● Problem
The records below need to be repeated exactly, with every picture left out.

● Dataset entries
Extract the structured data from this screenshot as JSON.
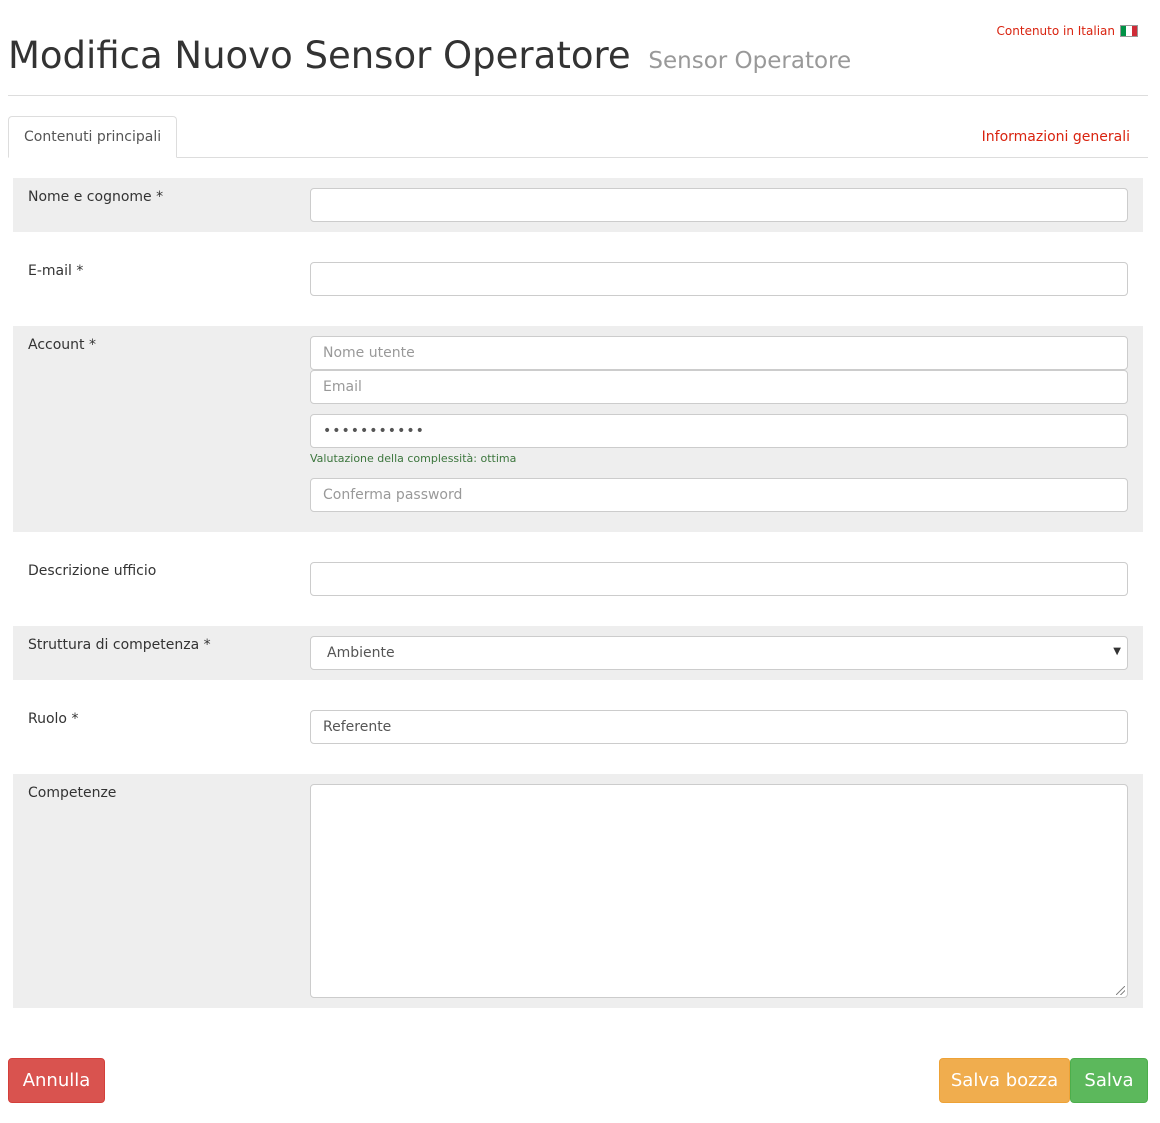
{
  "header": {
    "title": "Modifica Nuovo Sensor Operatore",
    "subtitle": "Sensor Operatore",
    "language_link": "Contenuto in Italian",
    "flag_colors": [
      "#009246",
      "#ffffff",
      "#ce2b37"
    ]
  },
  "tabs": {
    "active": "Contenuti principali",
    "info_link": "Informazioni generali"
  },
  "form": {
    "nome": {
      "label": "Nome e cognome *",
      "value": ""
    },
    "email": {
      "label": "E-mail *",
      "value": ""
    },
    "account": {
      "label": "Account *",
      "username_placeholder": "Nome utente",
      "email_placeholder": "Email",
      "password_value": "•••••••••••",
      "strength": "Valutazione della complessità: ottima",
      "confirm_placeholder": "Conferma password"
    },
    "ufficio": {
      "label": "Descrizione ufficio",
      "value": ""
    },
    "struttura": {
      "label": "Struttura di competenza *",
      "selected": "Ambiente"
    },
    "ruolo": {
      "label": "Ruolo *",
      "value": "Referente"
    },
    "competenze": {
      "label": "Competenze",
      "value": ""
    }
  },
  "buttons": {
    "cancel": "Annulla",
    "draft": "Salva bozza",
    "save": "Salva"
  },
  "colors": {
    "accent": "#d9230f",
    "danger": "#d9534f",
    "warning": "#f0ad4e",
    "success": "#5cb85c",
    "strength_text": "#3c763d"
  }
}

● Answer to the exercise
Extract the structured data from this screenshot as JSON.
{
  "header": {
    "title": "Modifica Nuovo Sensor Operatore",
    "subtitle": "Sensor Operatore",
    "language_link": "Contenuto in Italian",
    "flag_colors": [
      "#009246",
      "#ffffff",
      "#ce2b37"
    ]
  },
  "tabs": {
    "active": "Contenuti principali",
    "info_link": "Informazioni generali"
  },
  "form": {
    "nome": {
      "label": "Nome e cognome *",
      "value": ""
    },
    "email": {
      "label": "E-mail *",
      "value": ""
    },
    "account": {
      "label": "Account *",
      "username_placeholder": "Nome utente",
      "email_placeholder": "Email",
      "password_value": "•••••••••••",
      "strength": "Valutazione della complessità: ottima",
      "confirm_placeholder": "Conferma password"
    },
    "ufficio": {
      "label": "Descrizione ufficio",
      "value": ""
    },
    "struttura": {
      "label": "Struttura di competenza *",
      "selected": "Ambiente"
    },
    "ruolo": {
      "label": "Ruolo *",
      "value": "Referente"
    },
    "competenze": {
      "label": "Competenze",
      "value": ""
    }
  },
  "buttons": {
    "cancel": "Annulla",
    "draft": "Salva bozza",
    "save": "Salva"
  },
  "colors": {
    "accent": "#d9230f",
    "danger": "#d9534f",
    "warning": "#f0ad4e",
    "success": "#5cb85c",
    "strength_text": "#3c763d"
  }
}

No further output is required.